§ **Available data**:
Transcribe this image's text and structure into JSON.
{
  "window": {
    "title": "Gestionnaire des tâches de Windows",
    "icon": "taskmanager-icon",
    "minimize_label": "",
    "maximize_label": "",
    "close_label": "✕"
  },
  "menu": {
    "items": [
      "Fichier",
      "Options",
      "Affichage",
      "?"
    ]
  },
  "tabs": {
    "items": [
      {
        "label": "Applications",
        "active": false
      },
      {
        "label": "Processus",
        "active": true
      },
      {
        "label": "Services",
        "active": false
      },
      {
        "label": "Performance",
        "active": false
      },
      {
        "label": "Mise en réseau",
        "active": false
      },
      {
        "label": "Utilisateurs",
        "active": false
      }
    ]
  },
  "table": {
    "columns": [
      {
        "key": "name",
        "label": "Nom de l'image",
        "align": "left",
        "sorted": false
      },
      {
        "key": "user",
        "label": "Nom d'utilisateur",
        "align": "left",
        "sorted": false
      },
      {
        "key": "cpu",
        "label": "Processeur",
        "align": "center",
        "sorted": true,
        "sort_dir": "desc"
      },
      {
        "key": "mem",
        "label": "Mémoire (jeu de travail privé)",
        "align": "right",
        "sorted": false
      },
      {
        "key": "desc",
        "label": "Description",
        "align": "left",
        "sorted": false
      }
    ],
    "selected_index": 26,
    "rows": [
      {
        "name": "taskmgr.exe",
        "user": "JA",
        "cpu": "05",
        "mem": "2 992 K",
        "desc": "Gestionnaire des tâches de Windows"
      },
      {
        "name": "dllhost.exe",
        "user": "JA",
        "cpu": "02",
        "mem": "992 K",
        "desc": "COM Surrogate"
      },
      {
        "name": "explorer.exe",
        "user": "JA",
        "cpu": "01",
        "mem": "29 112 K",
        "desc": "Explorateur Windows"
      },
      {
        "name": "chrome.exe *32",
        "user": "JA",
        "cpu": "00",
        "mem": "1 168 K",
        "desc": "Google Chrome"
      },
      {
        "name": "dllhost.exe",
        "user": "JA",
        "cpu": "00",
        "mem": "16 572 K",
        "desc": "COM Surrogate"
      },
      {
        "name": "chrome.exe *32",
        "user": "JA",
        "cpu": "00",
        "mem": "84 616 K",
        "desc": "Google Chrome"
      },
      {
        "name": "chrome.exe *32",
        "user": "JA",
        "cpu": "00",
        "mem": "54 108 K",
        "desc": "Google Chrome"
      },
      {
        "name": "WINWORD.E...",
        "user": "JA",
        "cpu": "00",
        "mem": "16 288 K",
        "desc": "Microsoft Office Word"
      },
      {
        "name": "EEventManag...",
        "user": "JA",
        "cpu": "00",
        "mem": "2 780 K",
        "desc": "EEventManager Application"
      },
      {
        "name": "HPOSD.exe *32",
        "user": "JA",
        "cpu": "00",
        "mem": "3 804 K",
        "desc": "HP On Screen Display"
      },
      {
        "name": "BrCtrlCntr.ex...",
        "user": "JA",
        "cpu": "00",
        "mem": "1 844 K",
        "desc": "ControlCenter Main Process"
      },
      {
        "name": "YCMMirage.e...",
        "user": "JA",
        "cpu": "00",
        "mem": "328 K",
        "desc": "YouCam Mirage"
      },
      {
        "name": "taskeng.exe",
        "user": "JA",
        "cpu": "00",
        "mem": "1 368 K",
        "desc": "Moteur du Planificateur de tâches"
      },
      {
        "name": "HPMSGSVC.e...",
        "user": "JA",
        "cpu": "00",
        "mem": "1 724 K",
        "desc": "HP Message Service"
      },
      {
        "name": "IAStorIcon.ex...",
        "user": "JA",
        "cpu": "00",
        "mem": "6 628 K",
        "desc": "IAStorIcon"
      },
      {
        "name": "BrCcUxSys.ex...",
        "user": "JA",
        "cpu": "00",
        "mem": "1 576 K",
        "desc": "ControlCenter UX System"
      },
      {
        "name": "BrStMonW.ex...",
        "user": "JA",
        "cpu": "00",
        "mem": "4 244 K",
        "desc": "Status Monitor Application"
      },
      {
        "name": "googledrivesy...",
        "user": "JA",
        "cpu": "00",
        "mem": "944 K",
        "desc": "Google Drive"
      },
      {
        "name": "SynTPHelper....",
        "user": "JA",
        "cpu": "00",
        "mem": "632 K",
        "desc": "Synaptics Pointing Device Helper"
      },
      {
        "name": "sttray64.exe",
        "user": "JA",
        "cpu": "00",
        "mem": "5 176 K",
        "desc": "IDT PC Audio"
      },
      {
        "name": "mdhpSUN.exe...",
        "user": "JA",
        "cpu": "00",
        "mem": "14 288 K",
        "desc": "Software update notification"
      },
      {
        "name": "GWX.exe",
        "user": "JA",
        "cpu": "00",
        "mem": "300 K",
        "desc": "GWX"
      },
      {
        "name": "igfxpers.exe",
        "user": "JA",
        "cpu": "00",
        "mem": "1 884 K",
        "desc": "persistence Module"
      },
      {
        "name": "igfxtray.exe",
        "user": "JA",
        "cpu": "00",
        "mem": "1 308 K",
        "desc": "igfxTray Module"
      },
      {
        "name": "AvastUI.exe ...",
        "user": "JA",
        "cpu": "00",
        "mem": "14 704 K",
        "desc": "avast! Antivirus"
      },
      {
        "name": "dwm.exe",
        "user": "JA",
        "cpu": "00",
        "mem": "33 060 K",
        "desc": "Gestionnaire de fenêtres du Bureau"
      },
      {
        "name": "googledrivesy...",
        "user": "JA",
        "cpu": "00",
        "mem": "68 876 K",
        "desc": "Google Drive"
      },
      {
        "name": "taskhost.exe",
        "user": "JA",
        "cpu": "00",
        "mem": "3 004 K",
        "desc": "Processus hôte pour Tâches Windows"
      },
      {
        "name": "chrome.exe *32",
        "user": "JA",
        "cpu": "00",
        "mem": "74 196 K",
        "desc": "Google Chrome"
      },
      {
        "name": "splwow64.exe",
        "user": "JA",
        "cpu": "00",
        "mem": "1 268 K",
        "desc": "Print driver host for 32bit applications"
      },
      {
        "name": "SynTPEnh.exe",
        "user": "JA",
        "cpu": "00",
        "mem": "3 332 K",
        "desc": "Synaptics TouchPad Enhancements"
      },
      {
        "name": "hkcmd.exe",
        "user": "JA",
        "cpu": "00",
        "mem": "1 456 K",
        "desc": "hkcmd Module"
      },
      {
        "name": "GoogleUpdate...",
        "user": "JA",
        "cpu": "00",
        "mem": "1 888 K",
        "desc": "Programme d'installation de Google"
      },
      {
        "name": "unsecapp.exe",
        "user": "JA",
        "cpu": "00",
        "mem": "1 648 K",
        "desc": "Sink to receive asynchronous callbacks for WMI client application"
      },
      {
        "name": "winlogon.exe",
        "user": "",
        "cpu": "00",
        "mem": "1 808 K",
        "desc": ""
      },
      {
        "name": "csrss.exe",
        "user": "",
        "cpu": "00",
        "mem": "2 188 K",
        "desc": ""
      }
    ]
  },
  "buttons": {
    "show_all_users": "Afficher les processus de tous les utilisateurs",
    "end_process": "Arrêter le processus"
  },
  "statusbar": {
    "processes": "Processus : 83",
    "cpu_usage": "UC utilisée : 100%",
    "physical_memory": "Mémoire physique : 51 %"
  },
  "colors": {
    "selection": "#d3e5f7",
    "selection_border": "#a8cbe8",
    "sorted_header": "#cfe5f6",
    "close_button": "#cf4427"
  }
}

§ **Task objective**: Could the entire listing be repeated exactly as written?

§ **Exercise solution**:
Transcribe this image's text and structure into JSON.
{
  "window": {
    "title": "Gestionnaire des tâches de Windows",
    "icon": "taskmanager-icon",
    "minimize_label": "",
    "maximize_label": "",
    "close_label": "✕"
  },
  "menu": {
    "items": [
      "Fichier",
      "Options",
      "Affichage",
      "?"
    ]
  },
  "tabs": {
    "items": [
      {
        "label": "Applications",
        "active": false
      },
      {
        "label": "Processus",
        "active": true
      },
      {
        "label": "Services",
        "active": false
      },
      {
        "label": "Performance",
        "active": false
      },
      {
        "label": "Mise en réseau",
        "active": false
      },
      {
        "label": "Utilisateurs",
        "active": false
      }
    ]
  },
  "table": {
    "columns": [
      {
        "key": "name",
        "label": "Nom de l'image",
        "align": "left",
        "sorted": false
      },
      {
        "key": "user",
        "label": "Nom d'utilisateur",
        "align": "left",
        "sorted": false
      },
      {
        "key": "cpu",
        "label": "Processeur",
        "align": "center",
        "sorted": true,
        "sort_dir": "desc"
      },
      {
        "key": "mem",
        "label": "Mémoire (jeu de travail privé)",
        "align": "right",
        "sorted": false
      },
      {
        "key": "desc",
        "label": "Description",
        "align": "left",
        "sorted": false
      }
    ],
    "selected_index": 26,
    "rows": [
      {
        "name": "taskmgr.exe",
        "user": "JA",
        "cpu": "05",
        "mem": "2 992 K",
        "desc": "Gestionnaire des tâches de Windows"
      },
      {
        "name": "dllhost.exe",
        "user": "JA",
        "cpu": "02",
        "mem": "992 K",
        "desc": "COM Surrogate"
      },
      {
        "name": "explorer.exe",
        "user": "JA",
        "cpu": "01",
        "mem": "29 112 K",
        "desc": "Explorateur Windows"
      },
      {
        "name": "chrome.exe *32",
        "user": "JA",
        "cpu": "00",
        "mem": "1 168 K",
        "desc": "Google Chrome"
      },
      {
        "name": "dllhost.exe",
        "user": "JA",
        "cpu": "00",
        "mem": "16 572 K",
        "desc": "COM Surrogate"
      },
      {
        "name": "chrome.exe *32",
        "user": "JA",
        "cpu": "00",
        "mem": "84 616 K",
        "desc": "Google Chrome"
      },
      {
        "name": "chrome.exe *32",
        "user": "JA",
        "cpu": "00",
        "mem": "54 108 K",
        "desc": "Google Chrome"
      },
      {
        "name": "WINWORD.E...",
        "user": "JA",
        "cpu": "00",
        "mem": "16 288 K",
        "desc": "Microsoft Office Word"
      },
      {
        "name": "EEventManag...",
        "user": "JA",
        "cpu": "00",
        "mem": "2 780 K",
        "desc": "EEventManager Application"
      },
      {
        "name": "HPOSD.exe *32",
        "user": "JA",
        "cpu": "00",
        "mem": "3 804 K",
        "desc": "HP On Screen Display"
      },
      {
        "name": "BrCtrlCntr.ex...",
        "user": "JA",
        "cpu": "00",
        "mem": "1 844 K",
        "desc": "ControlCenter Main Process"
      },
      {
        "name": "YCMMirage.e...",
        "user": "JA",
        "cpu": "00",
        "mem": "328 K",
        "desc": "YouCam Mirage"
      },
      {
        "name": "taskeng.exe",
        "user": "JA",
        "cpu": "00",
        "mem": "1 368 K",
        "desc": "Moteur du Planificateur de tâches"
      },
      {
        "name": "HPMSGSVC.e...",
        "user": "JA",
        "cpu": "00",
        "mem": "1 724 K",
        "desc": "HP Message Service"
      },
      {
        "name": "IAStorIcon.ex...",
        "user": "JA",
        "cpu": "00",
        "mem": "6 628 K",
        "desc": "IAStorIcon"
      },
      {
        "name": "BrCcUxSys.ex...",
        "user": "JA",
        "cpu": "00",
        "mem": "1 576 K",
        "desc": "ControlCenter UX System"
      },
      {
        "name": "BrStMonW.ex...",
        "user": "JA",
        "cpu": "00",
        "mem": "4 244 K",
        "desc": "Status Monitor Application"
      },
      {
        "name": "googledrivesy...",
        "user": "JA",
        "cpu": "00",
        "mem": "944 K",
        "desc": "Google Drive"
      },
      {
        "name": "SynTPHelper....",
        "user": "JA",
        "cpu": "00",
        "mem": "632 K",
        "desc": "Synaptics Pointing Device Helper"
      },
      {
        "name": "sttray64.exe",
        "user": "JA",
        "cpu": "00",
        "mem": "5 176 K",
        "desc": "IDT PC Audio"
      },
      {
        "name": "mdhpSUN.exe...",
        "user": "JA",
        "cpu": "00",
        "mem": "14 288 K",
        "desc": "Software update notification"
      },
      {
        "name": "GWX.exe",
        "user": "JA",
        "cpu": "00",
        "mem": "300 K",
        "desc": "GWX"
      },
      {
        "name": "igfxpers.exe",
        "user": "JA",
        "cpu": "00",
        "mem": "1 884 K",
        "desc": "persistence Module"
      },
      {
        "name": "igfxtray.exe",
        "user": "JA",
        "cpu": "00",
        "mem": "1 308 K",
        "desc": "igfxTray Module"
      },
      {
        "name": "AvastUI.exe ...",
        "user": "JA",
        "cpu": "00",
        "mem": "14 704 K",
        "desc": "avast! Antivirus"
      },
      {
        "name": "dwm.exe",
        "user": "JA",
        "cpu": "00",
        "mem": "33 060 K",
        "desc": "Gestionnaire de fenêtres du Bureau"
      },
      {
        "name": "googledrivesy...",
        "user": "JA",
        "cpu": "00",
        "mem": "68 876 K",
        "desc": "Google Drive"
      },
      {
        "name": "taskhost.exe",
        "user": "JA",
        "cpu": "00",
        "mem": "3 004 K",
        "desc": "Processus hôte pour Tâches Windows"
      },
      {
        "name": "chrome.exe *32",
        "user": "JA",
        "cpu": "00",
        "mem": "74 196 K",
        "desc": "Google Chrome"
      },
      {
        "name": "splwow64.exe",
        "user": "JA",
        "cpu": "00",
        "mem": "1 268 K",
        "desc": "Print driver host for 32bit applications"
      },
      {
        "name": "SynTPEnh.exe",
        "user": "JA",
        "cpu": "00",
        "mem": "3 332 K",
        "desc": "Synaptics TouchPad Enhancements"
      },
      {
        "name": "hkcmd.exe",
        "user": "JA",
        "cpu": "00",
        "mem": "1 456 K",
        "desc": "hkcmd Module"
      },
      {
        "name": "GoogleUpdate...",
        "user": "JA",
        "cpu": "00",
        "mem": "1 888 K",
        "desc": "Programme d'installation de Google"
      },
      {
        "name": "unsecapp.exe",
        "user": "JA",
        "cpu": "00",
        "mem": "1 648 K",
        "desc": "Sink to receive asynchronous callbacks for WMI client application"
      },
      {
        "name": "winlogon.exe",
        "user": "",
        "cpu": "00",
        "mem": "1 808 K",
        "desc": ""
      },
      {
        "name": "csrss.exe",
        "user": "",
        "cpu": "00",
        "mem": "2 188 K",
        "desc": ""
      }
    ]
  },
  "buttons": {
    "show_all_users": "Afficher les processus de tous les utilisateurs",
    "end_process": "Arrêter le processus"
  },
  "statusbar": {
    "processes": "Processus : 83",
    "cpu_usage": "UC utilisée : 100%",
    "physical_memory": "Mémoire physique : 51 %"
  },
  "colors": {
    "selection": "#d3e5f7",
    "selection_border": "#a8cbe8",
    "sorted_header": "#cfe5f6",
    "close_button": "#cf4427"
  }
}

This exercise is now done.